In 2005, 100 years after Joseph's arrival, Michael and his wife, Penne, launched Locati Cellars, a Walla Walla winery that not only honors Michael's Italian ancestors, but focuses on such Italian varieties as barbera, sangiovese and pinot grigio.

The Locatis use grapes from vineyards throughout Washington wine country, including the Wahluke Slope, the Columbia Valley and, of course, the Walla Walla Valley, including fruit from their estate vines.

Locati Cellars now has a tasting room at the historic Marcus Whitman Hotel. It's a great opportunity for the young winery because it's in the heart of downtown Walla Walla, not far from a dozen other tasting rooms. Additionally, many hotel guests stop by to try Locati's delicious wines and buy cigars from the winery, as well.

The Locatis enjoy a long and illustrious tradition of agriculture in the Walla Walla Valley, and their latest venture undoubtedly would make Joseph proud.

We have tasted through Locati's latest releases in recent months. Ask for them from your favorite wine merchant or order directly from the winery.



Locati Cellars 2008 Barbera, Columbia Valley, $25: The Locatis chose Lonesome Spring Ranch Vineyard in the Yakima Valley as the source for their barbera, and the wine is well done all the way through. Syrupy aromas of purplish marionberry, blueberry and blackberry include hints of tea and mint. The drink is akin to a bag of ripe berries as fine-grained sandy tannins make for a pleasing mouth feel. Its finish lingers with chocolate and black cherries as good acidity carries it forward. Enjoy with lasagna or osso buco.



Locati Cellars 2007 Innovation, Columbia Valley, $20: Michael Locati's Super Tuscan-style blend has a heritage of barbera (54 percent) from Lonesome Spring Vineyard, cabernet sauvignon (33 percent) from Goose Ridge and sangiovese off Candy Mountain. A bit of aeration allows for a nose that opens to strawberry, ripe watermelon, black currant, crushed walnut and Red Vines licorice. The Italian varieties bring more of the high-toned red fruit of red currant, pie cherry, pomegranate and a tartness of rhubarb as acidity more than balances out the tannin. Enjoy with tomato-based dishes.

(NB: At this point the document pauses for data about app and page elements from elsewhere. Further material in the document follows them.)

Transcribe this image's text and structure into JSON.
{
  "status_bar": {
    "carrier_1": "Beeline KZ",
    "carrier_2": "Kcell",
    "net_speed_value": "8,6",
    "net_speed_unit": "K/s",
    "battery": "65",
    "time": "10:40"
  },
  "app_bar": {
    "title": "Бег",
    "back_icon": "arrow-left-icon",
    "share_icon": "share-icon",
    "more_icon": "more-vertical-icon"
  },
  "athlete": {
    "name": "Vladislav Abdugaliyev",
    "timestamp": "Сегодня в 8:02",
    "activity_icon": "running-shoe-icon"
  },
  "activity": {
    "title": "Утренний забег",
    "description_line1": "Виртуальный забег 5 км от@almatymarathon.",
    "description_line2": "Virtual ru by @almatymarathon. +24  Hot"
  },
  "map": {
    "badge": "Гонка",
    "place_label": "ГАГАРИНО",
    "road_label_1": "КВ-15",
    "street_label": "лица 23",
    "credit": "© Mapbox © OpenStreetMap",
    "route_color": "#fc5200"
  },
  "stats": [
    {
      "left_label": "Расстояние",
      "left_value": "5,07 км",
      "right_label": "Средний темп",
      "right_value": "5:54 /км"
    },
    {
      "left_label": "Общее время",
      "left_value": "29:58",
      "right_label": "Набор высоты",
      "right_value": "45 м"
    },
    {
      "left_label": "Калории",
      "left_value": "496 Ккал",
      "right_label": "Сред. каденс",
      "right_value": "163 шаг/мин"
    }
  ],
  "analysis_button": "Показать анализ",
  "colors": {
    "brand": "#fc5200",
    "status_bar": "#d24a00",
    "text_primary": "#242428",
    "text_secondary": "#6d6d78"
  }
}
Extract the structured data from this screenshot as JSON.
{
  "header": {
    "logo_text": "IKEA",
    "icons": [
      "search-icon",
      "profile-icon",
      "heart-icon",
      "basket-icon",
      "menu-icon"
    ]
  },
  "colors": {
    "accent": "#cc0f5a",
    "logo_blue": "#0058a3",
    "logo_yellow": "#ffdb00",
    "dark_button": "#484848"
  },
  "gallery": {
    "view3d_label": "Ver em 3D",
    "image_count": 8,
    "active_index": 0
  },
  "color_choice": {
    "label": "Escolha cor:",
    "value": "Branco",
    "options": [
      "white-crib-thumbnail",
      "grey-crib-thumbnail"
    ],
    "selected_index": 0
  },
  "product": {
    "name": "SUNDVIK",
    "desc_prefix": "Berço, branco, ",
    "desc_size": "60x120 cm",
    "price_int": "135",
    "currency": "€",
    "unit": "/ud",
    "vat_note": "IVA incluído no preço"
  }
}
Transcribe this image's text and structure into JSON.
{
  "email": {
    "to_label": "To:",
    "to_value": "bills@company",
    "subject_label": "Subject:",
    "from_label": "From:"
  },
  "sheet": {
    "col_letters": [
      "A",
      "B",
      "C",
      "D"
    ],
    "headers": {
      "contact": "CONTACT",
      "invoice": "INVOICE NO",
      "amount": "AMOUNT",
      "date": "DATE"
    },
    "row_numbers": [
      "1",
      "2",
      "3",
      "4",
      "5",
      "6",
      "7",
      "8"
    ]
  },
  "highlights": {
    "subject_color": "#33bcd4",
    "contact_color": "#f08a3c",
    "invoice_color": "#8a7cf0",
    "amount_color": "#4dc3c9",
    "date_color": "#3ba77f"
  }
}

Locati Cellars 2010 Estate Rosé, Walla Walla Valley, $16: The Locati family's Mission Hills Vineyard, near the Whitman Mission, produces this pink wine using sangiovese that whispers of strawberry taffy, cranberry, apricot and tutti frutti. Its approach is easy to get into, yet bone dry, with tastes of more strawberry, apricot and tangerine. It's capped with a big rush of pie cherry acidity at the end.



Locati Cellars 2008 Sangiovese, Columbia Valley, $25: A load of estate fruit from Walla Walla's Mission Hills Vineyards fills in behind sangiovese from the Wahluke Slope for this assertive red. Aromas open with pomegrante, dark cranberry and chocolate-covered blueberries, accented by sage, silky leather, cedar and a whiff of sea spray. Juicy blueberries lead the flavors, which are joined in the midpalate by red currant and cranberry. The powers comes in the finish of black currant, chocolate and black tea.



Andy Perdue and Eric Degerman are the editors of Wine Press Northwest magazine. For more information, go to www.winepressnw.com.
Story tags » Wine

Sign up for HeraldNet headlines Newsletter
See sample | Privacy policy

Most recent Northwest Wines posts

Share your comments: Log in using your HeraldNet account or your Facebook, Twitter or Disqus profile. Comments that violate the rules are subject to removal. Please see our terms of use. Please note that you must verify your email address for your comments to appear.

You are logged in using your HeraldNet ID. Click here to update your profile. | Log out.

Our new comment system is not supported in IE 7. Please upgrade your browser here.

comments powered by Disqus
digital subscription promo

Subscribe now

Unlimited digital access starting at 99 cents, or included with any print subscription.

» More life


HeraldNet highlights

Epic river journey
Epic river journey: Woodway man traces Meriwether Lewis' route by kayak, bike
Knocked down, not out
Knocked down, not out: Bill Iffrig hasn't ruled out return to Boston Marathon
Getting shut out
Getting shut out: Supporters lobby WIAA to make lacrosse a high school sport
Boston Marathon
Boston Marathon: Everett's Adams: ‘A magic that no evil can eclipse’